[Entries from a dataset of interfaces]

= = = =

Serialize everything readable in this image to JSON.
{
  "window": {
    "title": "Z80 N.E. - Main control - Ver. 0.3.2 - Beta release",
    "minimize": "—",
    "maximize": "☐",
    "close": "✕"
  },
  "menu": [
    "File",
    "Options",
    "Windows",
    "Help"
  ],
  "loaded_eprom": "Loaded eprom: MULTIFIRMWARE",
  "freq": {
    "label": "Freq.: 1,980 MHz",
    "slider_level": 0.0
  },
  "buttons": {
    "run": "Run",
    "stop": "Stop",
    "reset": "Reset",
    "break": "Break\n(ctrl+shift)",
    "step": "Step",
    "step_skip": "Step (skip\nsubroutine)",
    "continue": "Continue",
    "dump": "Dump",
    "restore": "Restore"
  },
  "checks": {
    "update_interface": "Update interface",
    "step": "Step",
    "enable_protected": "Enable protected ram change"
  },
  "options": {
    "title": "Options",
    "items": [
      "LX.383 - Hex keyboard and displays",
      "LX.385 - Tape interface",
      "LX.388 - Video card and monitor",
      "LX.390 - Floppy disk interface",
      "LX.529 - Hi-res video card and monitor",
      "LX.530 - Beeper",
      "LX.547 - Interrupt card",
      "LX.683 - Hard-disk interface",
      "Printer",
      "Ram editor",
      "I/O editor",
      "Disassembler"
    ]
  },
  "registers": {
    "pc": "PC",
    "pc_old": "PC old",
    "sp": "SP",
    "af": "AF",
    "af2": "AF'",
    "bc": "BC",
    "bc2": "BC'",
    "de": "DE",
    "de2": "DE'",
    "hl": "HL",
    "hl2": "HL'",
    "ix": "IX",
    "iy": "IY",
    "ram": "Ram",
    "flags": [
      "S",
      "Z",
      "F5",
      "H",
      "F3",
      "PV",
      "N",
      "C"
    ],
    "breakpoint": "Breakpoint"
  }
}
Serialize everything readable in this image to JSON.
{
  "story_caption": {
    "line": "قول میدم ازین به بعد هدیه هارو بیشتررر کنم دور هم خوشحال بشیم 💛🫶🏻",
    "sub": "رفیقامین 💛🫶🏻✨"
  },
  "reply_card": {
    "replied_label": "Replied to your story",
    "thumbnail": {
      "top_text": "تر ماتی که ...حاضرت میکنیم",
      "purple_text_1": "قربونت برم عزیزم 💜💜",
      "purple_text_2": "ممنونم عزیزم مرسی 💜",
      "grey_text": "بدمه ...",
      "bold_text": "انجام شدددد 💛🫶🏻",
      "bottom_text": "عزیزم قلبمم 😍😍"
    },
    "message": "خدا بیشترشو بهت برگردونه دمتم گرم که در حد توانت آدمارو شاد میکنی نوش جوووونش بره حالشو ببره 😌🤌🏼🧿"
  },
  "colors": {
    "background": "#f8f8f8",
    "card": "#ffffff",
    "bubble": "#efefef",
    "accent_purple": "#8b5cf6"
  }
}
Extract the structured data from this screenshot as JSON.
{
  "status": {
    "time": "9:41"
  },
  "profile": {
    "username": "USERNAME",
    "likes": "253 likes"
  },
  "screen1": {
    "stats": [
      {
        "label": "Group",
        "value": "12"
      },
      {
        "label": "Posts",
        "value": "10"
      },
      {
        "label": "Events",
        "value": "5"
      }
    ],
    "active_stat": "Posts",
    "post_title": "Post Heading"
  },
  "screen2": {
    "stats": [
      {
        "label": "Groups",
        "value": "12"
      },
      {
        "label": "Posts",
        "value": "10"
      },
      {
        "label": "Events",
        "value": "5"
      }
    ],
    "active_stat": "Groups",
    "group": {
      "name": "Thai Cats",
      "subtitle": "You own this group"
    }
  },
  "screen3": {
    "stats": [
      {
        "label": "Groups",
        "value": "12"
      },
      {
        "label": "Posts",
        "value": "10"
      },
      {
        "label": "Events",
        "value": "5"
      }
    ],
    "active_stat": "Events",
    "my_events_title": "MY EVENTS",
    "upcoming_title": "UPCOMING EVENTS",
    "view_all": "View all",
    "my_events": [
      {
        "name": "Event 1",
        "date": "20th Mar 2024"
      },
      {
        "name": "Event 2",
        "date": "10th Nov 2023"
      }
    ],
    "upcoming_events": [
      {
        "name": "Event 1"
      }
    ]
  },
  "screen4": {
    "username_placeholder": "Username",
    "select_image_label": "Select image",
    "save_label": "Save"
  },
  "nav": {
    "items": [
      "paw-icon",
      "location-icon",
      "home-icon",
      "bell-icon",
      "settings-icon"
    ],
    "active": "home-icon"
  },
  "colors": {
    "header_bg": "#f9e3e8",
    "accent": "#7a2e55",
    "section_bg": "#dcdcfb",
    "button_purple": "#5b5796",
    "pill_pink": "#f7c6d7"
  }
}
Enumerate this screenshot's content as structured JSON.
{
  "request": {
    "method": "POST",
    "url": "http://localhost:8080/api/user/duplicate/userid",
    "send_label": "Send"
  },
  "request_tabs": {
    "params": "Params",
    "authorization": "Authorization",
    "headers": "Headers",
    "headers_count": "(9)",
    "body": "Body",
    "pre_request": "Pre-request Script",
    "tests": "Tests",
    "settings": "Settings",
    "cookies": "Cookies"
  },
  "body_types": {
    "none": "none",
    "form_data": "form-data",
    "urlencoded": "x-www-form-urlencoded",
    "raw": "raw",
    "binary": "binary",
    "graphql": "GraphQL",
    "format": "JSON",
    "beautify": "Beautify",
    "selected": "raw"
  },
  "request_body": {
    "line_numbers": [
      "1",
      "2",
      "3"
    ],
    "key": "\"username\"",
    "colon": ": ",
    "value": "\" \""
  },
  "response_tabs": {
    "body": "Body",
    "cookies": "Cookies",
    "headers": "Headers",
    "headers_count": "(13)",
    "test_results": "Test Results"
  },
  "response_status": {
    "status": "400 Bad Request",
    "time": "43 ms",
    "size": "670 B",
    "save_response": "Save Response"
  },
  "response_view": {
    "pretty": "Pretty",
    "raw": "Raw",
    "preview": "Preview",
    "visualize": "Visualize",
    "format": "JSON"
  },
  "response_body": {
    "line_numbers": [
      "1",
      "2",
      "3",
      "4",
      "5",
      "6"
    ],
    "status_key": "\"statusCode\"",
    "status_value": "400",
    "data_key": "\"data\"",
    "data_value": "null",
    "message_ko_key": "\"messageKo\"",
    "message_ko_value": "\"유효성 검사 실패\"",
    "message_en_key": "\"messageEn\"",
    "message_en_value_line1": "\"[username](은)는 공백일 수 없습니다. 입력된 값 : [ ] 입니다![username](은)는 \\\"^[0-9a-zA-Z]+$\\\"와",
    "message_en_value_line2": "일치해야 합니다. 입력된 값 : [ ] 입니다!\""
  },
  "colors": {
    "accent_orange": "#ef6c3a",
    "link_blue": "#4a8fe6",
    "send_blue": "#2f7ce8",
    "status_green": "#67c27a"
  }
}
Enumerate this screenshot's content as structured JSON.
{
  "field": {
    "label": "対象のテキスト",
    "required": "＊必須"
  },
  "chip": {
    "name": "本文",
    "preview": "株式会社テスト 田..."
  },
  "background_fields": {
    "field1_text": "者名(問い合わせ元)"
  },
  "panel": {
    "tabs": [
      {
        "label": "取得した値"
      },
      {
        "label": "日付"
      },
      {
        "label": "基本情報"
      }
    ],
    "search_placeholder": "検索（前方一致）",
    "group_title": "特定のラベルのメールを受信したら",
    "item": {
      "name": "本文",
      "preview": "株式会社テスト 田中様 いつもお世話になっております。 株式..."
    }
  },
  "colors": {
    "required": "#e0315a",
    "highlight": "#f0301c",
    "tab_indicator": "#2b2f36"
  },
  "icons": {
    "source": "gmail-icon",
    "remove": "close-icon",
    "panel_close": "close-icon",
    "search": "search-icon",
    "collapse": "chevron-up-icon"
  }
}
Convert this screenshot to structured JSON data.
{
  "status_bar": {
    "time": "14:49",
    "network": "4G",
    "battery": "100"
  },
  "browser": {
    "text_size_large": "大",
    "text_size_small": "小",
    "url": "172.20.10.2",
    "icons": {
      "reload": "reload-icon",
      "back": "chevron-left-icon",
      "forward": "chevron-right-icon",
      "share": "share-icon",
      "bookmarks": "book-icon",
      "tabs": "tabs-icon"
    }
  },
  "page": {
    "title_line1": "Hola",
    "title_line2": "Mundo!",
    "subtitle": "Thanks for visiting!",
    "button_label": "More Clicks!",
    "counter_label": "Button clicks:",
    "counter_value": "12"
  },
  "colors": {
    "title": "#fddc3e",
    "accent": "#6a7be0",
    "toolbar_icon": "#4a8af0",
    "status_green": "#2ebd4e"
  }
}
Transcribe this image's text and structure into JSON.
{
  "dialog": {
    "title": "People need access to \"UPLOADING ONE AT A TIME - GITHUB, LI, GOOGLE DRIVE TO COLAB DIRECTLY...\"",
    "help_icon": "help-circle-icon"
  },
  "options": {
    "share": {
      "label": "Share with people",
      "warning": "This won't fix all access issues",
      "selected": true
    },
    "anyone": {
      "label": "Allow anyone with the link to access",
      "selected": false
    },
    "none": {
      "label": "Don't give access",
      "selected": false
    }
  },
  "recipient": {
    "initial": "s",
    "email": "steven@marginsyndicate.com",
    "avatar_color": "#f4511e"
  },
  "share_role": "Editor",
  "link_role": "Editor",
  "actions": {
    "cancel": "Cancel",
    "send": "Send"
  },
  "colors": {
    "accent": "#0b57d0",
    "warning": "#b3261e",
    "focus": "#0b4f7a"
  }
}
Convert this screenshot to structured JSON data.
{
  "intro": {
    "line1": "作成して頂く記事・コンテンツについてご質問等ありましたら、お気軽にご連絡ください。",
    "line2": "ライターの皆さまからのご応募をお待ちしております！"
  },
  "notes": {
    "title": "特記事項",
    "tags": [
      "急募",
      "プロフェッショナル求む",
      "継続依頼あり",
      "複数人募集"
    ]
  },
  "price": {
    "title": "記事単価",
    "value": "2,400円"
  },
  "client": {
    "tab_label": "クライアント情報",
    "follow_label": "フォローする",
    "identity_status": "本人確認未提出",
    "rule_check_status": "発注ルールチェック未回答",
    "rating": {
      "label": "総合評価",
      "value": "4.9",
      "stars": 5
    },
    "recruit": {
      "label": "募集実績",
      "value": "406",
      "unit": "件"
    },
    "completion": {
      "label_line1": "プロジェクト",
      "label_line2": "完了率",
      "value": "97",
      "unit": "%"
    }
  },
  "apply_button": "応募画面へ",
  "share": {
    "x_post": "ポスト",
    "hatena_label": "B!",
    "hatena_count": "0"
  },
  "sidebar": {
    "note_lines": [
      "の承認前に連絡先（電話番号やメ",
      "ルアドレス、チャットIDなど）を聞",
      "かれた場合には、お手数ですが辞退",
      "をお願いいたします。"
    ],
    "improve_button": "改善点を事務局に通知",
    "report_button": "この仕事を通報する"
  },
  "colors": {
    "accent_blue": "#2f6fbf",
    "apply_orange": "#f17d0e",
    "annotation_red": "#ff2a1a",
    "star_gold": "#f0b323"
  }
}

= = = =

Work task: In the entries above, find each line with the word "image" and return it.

Your response:
Serialize everything readable in this image to JSON.
Serialize everything readable in this image to JSON.
    "select_image_label": "Select image",
Transcribe this image's text and structure into JSON.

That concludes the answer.